%%
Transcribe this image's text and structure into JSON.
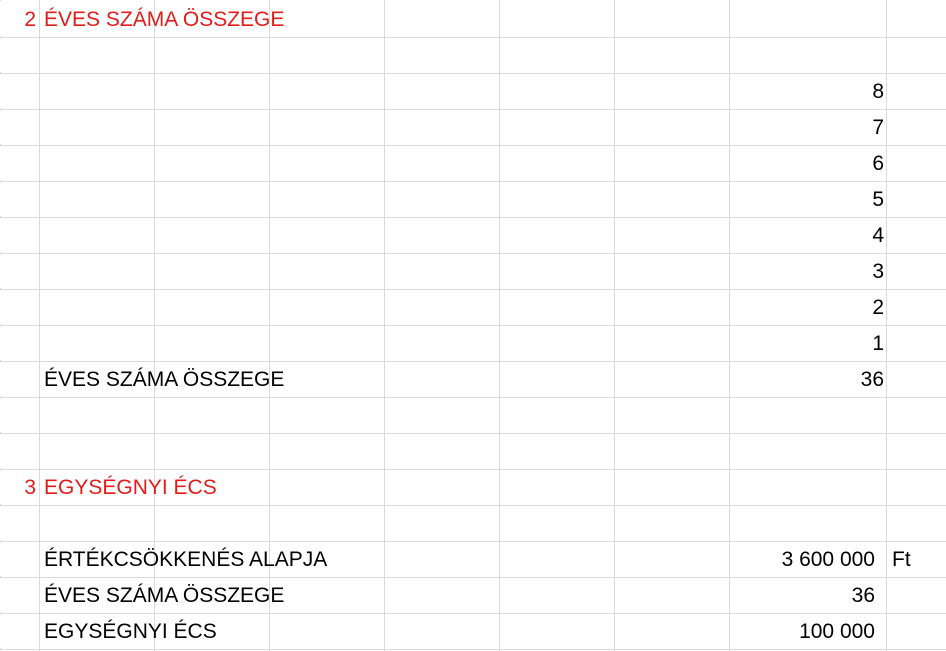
{
  "colors": {
    "heading": "#e21b1b",
    "text": "#000000",
    "gridline": "#dadada"
  },
  "sections": {
    "s2": {
      "number": "2",
      "title": "ÉVES SZÁMA ÖSSZEGE",
      "values": [
        "8",
        "7",
        "6",
        "5",
        "4",
        "3",
        "2",
        "1"
      ],
      "total_label": "ÉVES SZÁMA ÖSSZEGE",
      "total_value": "36"
    },
    "s3": {
      "number": "3",
      "title": "EGYSÉGNYI ÉCS",
      "rows": [
        {
          "label": "ÉRTÉKCSÖKKENÉS ALAPJA",
          "value": "3 600 000",
          "unit": "Ft"
        },
        {
          "label": "ÉVES SZÁMA ÖSSZEGE",
          "value": "36",
          "unit": ""
        },
        {
          "label": "EGYSÉGNYI ÉCS",
          "value": "100 000",
          "unit": ""
        }
      ]
    }
  }
}
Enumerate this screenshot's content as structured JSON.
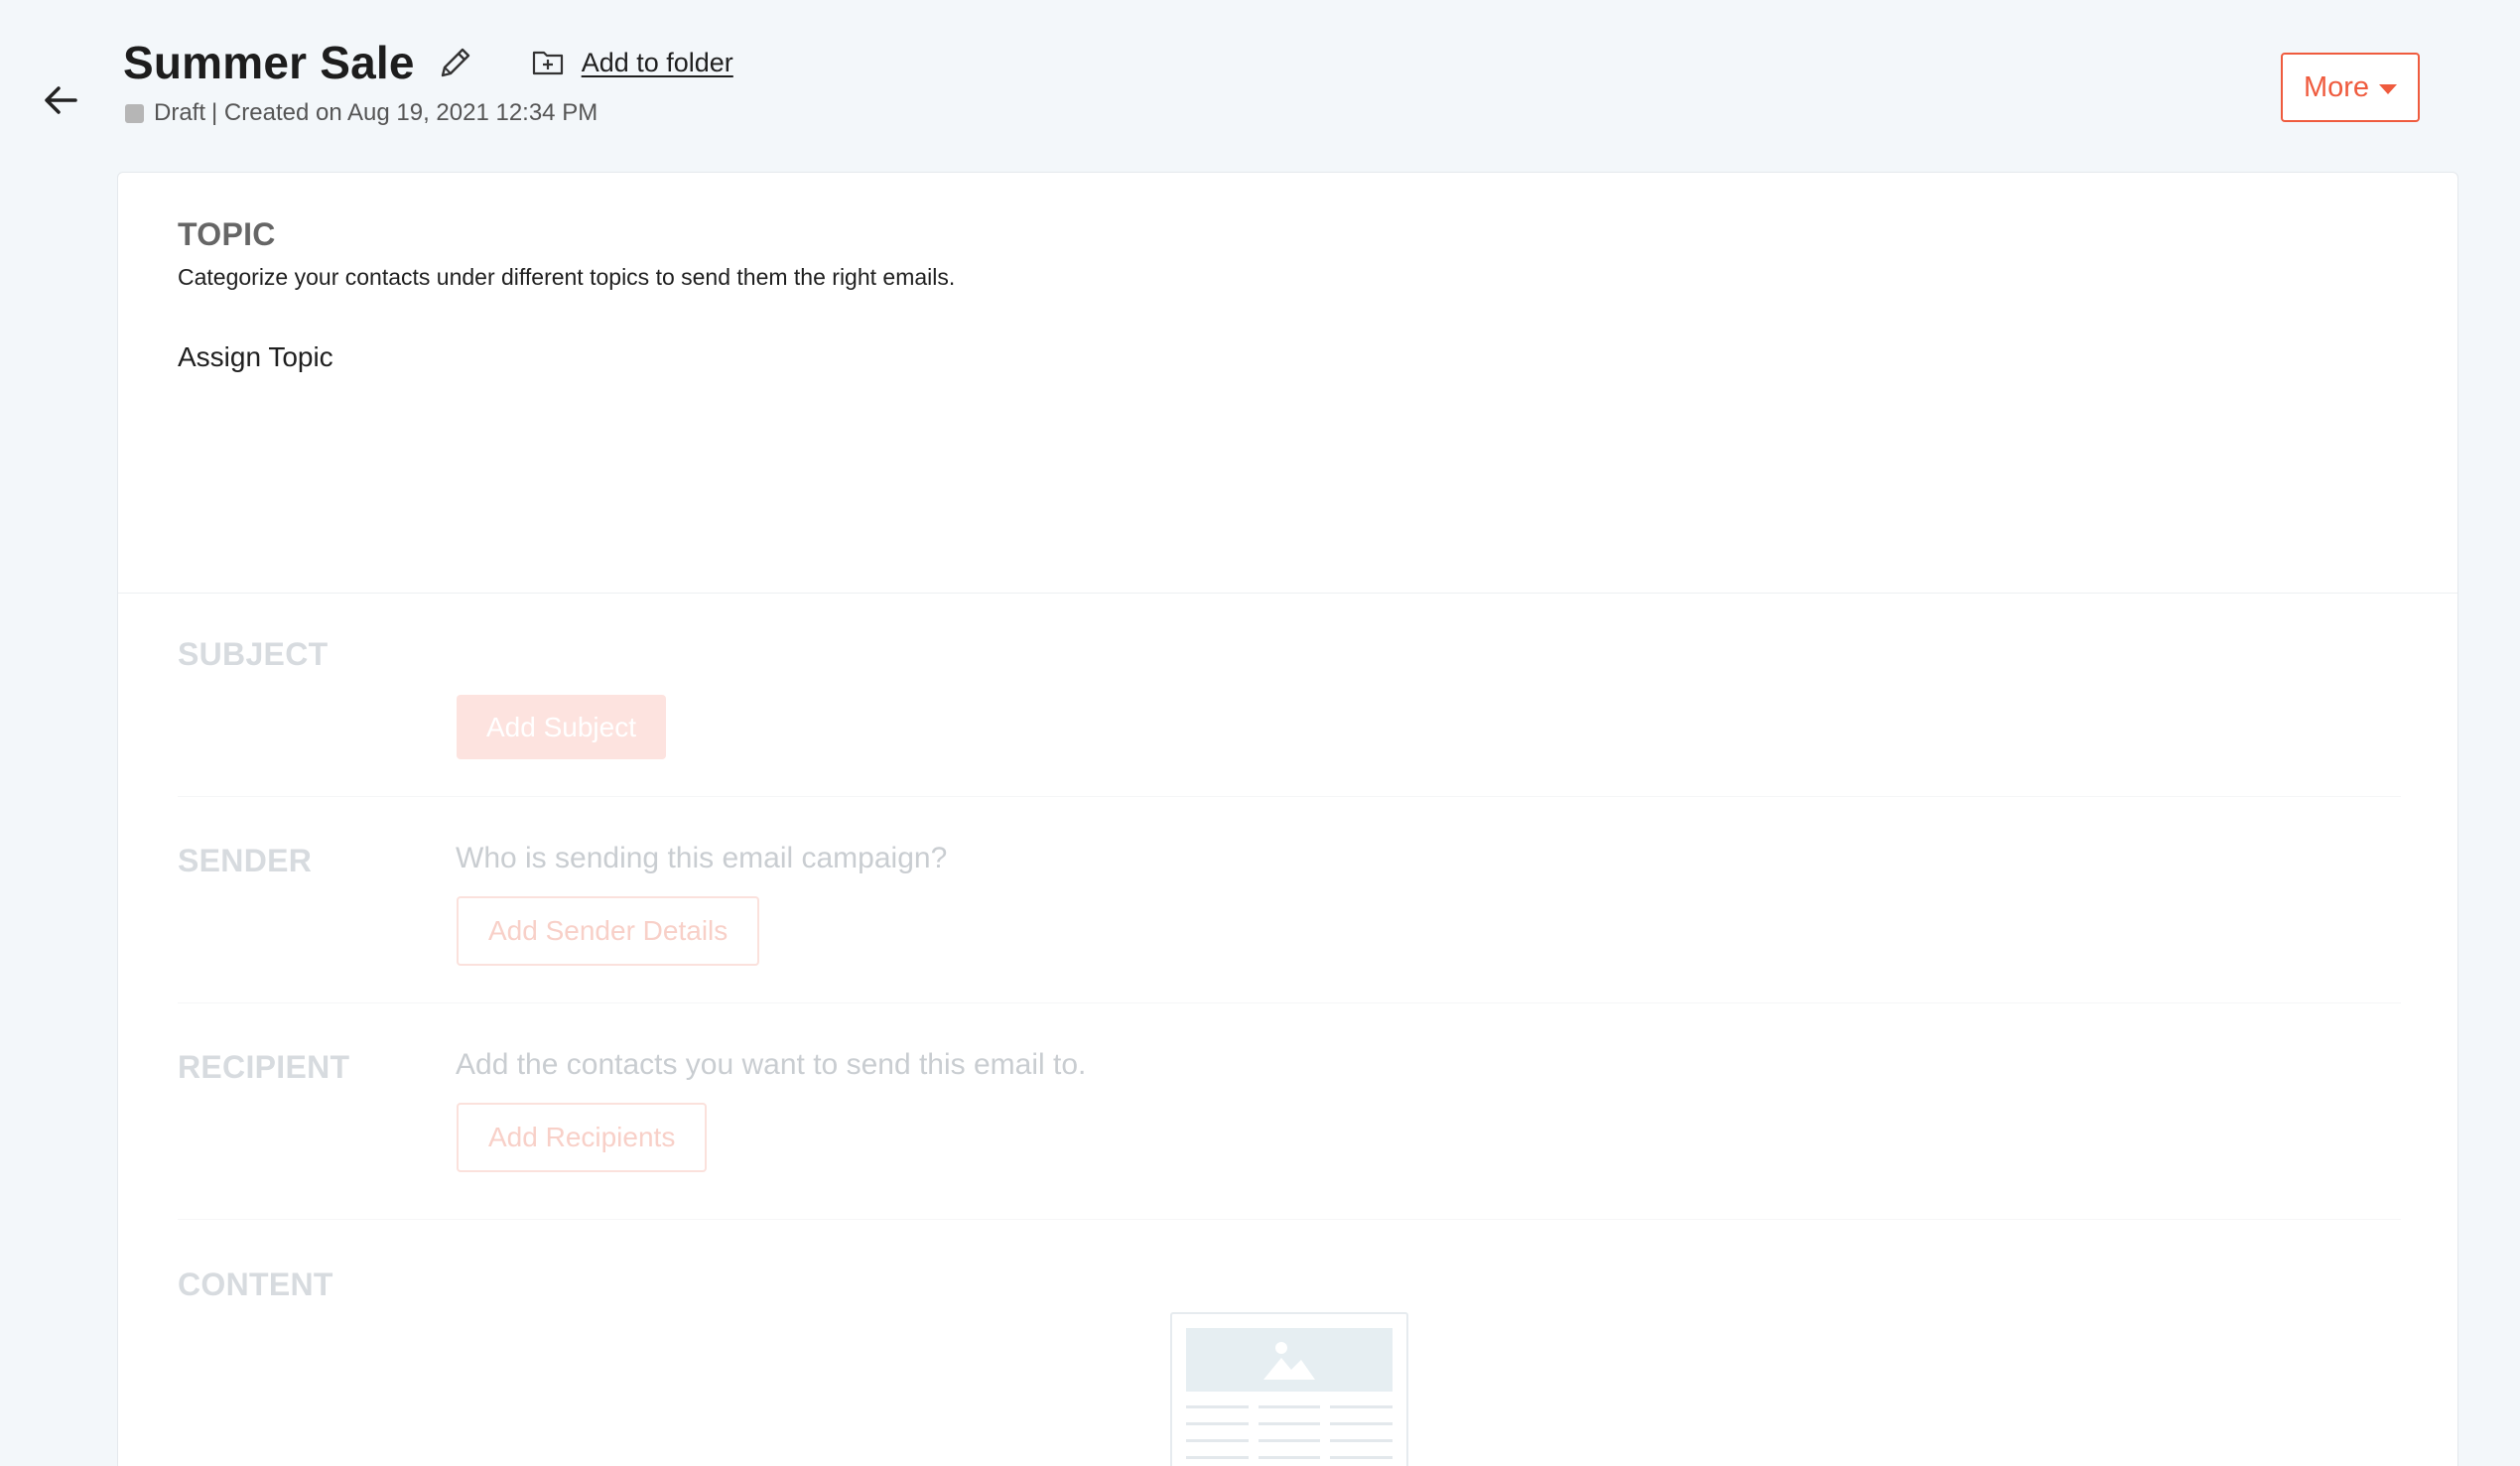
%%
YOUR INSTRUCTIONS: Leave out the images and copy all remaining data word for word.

SOLUTION FOR THIS EXERCISE:
Transcribe this image's text and structure into JSON.
{
  "colors": {
    "heading": "#e21b1b",
    "text": "#000000",
    "gridline": "#dadada"
  },
  "sections": {
    "s2": {
      "number": "2",
      "title": "ÉVES SZÁMA ÖSSZEGE",
      "values": [
        "8",
        "7",
        "6",
        "5",
        "4",
        "3",
        "2",
        "1"
      ],
      "total_label": "ÉVES SZÁMA ÖSSZEGE",
      "total_value": "36"
    },
    "s3": {
      "number": "3",
      "title": "EGYSÉGNYI ÉCS",
      "rows": [
        {
          "label": "ÉRTÉKCSÖKKENÉS ALAPJA",
          "value": "3 600 000",
          "unit": "Ft"
        },
        {
          "label": "ÉVES SZÁMA ÖSSZEGE",
          "value": "36",
          "unit": ""
        },
        {
          "label": "EGYSÉGNYI ÉCS",
          "value": "100 000",
          "unit": ""
        }
      ]
    }
  }
}
Enumerate this screenshot's content as structured JSON.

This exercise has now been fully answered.